  23. Other data collected by Eurostat • Police numbers: All ranks of police officers including criminal police, traffic police, border police, gendarmerie, uniformed police, city guard, municipal police. Do not include civilian staff, customs officers, tax, military and secret service police, part-time officers, special duty police reserves, cadets, and court police. • Prison Numbers: Total number of adult and juvenile prisoners (including pre-trial detainees) at 1 September. Including offenders held in Prison Administration facilities, other facilities, juvenile offenders' institutions, drug addicts' institutions and psychiatric or other hospitals. Excluding non-criminal prisoners held for administrative purposes (for example, people held pending investigation into their immigration status).

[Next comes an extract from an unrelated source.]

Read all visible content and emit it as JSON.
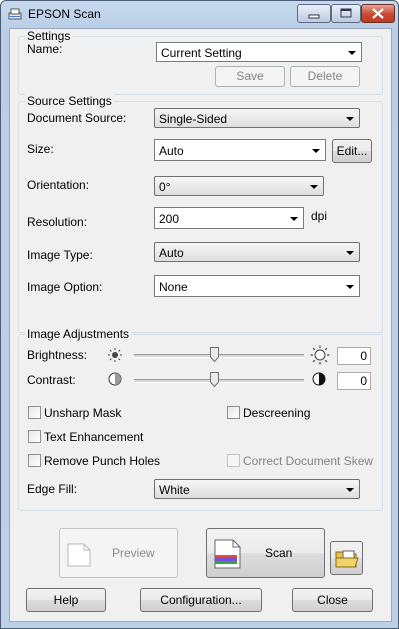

  24. Collections of Internationally comparable statistics A constant series of questions always being asked is how an individual country compares with others in the area of crime and justice: • Is homicide higher? • How many robberies were there ? • How many rapes were there? • What is the extent of corruption? • Are there enough police in a particular country? • How many people are in prison? The next few slides summarize data that is routinely available for the use of governments, businessmen and international organisations.

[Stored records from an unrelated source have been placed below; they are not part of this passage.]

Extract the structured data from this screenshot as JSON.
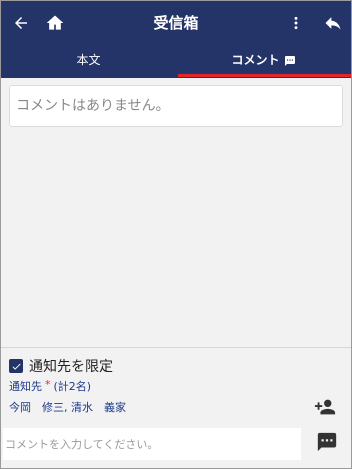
{
  "header": {
    "title": "受信箱",
    "back_icon": "arrow-left-icon",
    "home_icon": "home-icon",
    "menu_icon": "more-vert-icon",
    "reply_icon": "reply-icon"
  },
  "tabs": [
    {
      "label": "本文",
      "active": false
    },
    {
      "label": "コメント",
      "active": true,
      "icon": "comment-icon"
    }
  ],
  "comments": {
    "empty_message": "コメントはありません。"
  },
  "notify": {
    "limit_label": "通知先を限定",
    "limit_checked": true,
    "label": "通知先",
    "required_mark": "*",
    "count_text": "(計2名)",
    "recipients": "今岡　修三, 清水　義家"
  },
  "composer": {
    "placeholder": "コメントを入力してください。",
    "value": ""
  },
  "colors": {
    "primary": "#243468",
    "accent": "#e0262b",
    "link": "#1f3b8a"
  }
}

  25. World Prison Brief The World Prison Brief is an initiative of an academic institution, The International Centre for Prison Studies of the University of London, UK. • The material is found at the World Prison Brief web site: http://www.kcl.ac.uk/depsta/law/research/icps/worldbrief/ • Information is obtained on the main prison indicators from contacts, mainly in the prison service of the individual countries. • The data are presented in a straightforward way so that they are easily readable. The typical output for an individual country can be found (for Tanzania) at http://www.kcl.ac.uk/depsta/law/research/icps/worldbrief/wpb_country.php?country=48 • The material has a wide coverage with almost every country in the world responding to the questions.

  26. UN Crime Trends Survey • The collection of data for this survey was mentioned in Slides 16 and 17. Material is published in EXCEL format for each sweep of the survey on: • http://www.unodc.org/unodc/en/data-and-analysis/crimedata.html • Not all countries respond to the questionnaire so the results are sometimes selective. However, for those countries that do respond data are easily available and countries that have not responded are identified. • Occasional research reports in a more readable format are produced: eg see the Global Report on Crime and Justice at: • http://www.uncjin.org/Special/GlobalReport.html

  27. UNODC publications There are four specific publications series on statistics and related issues from the UNODC: • The series of victimization surveys that have been conducted for certain African countries. These can be downloaded free from: http://www.unodc.org/unodc/en/data-and-analysis/Data-for-Africa-publications.html • Specific studies of Drugs and crime which can be downloaded free from http://www.unodc.org/unodc/en/data-and-analysis/Studies-on-Drugs-and-Crime.html?ref=menuside • A comprehensive data base of data on drug seizures in all reporting countries that can be downloaded free from: http://www.unodc.org/unodc/en/data-and-analysis/Research-Database.html?ref=menuside • Studies of global crime issues: eg recent report on global organised crime that can be downloaded free from: http://www.unodc.org/unodc/en/frontpage/2010/June/international-criminal-markets-have-become-major-centres-of-power-unodc-report-shows.html?ref=fs0

  28. Eurostat publications • An annual bulletin on European crime statistics is at: http://epp.eurostat.ec.europa.eu/cache/ITY_OFFPUB/KS-SF-08-019/EN/KS-SF-08-019-EN.PDF

  29. Homicide data for SE European countries

  30. UNODC Statistics Mission in Bosnia & Herzegovina International Statistics: Advantages and Pitfalls DEVELOPMENT OF MONITORING INSTRUMENTS FOR JUDICIAL AND LAW ENFORCEMENT INSTITUTIONS IN THE WESTERN BALKANS 2009-2011 Phase three – Training With funding from the European Union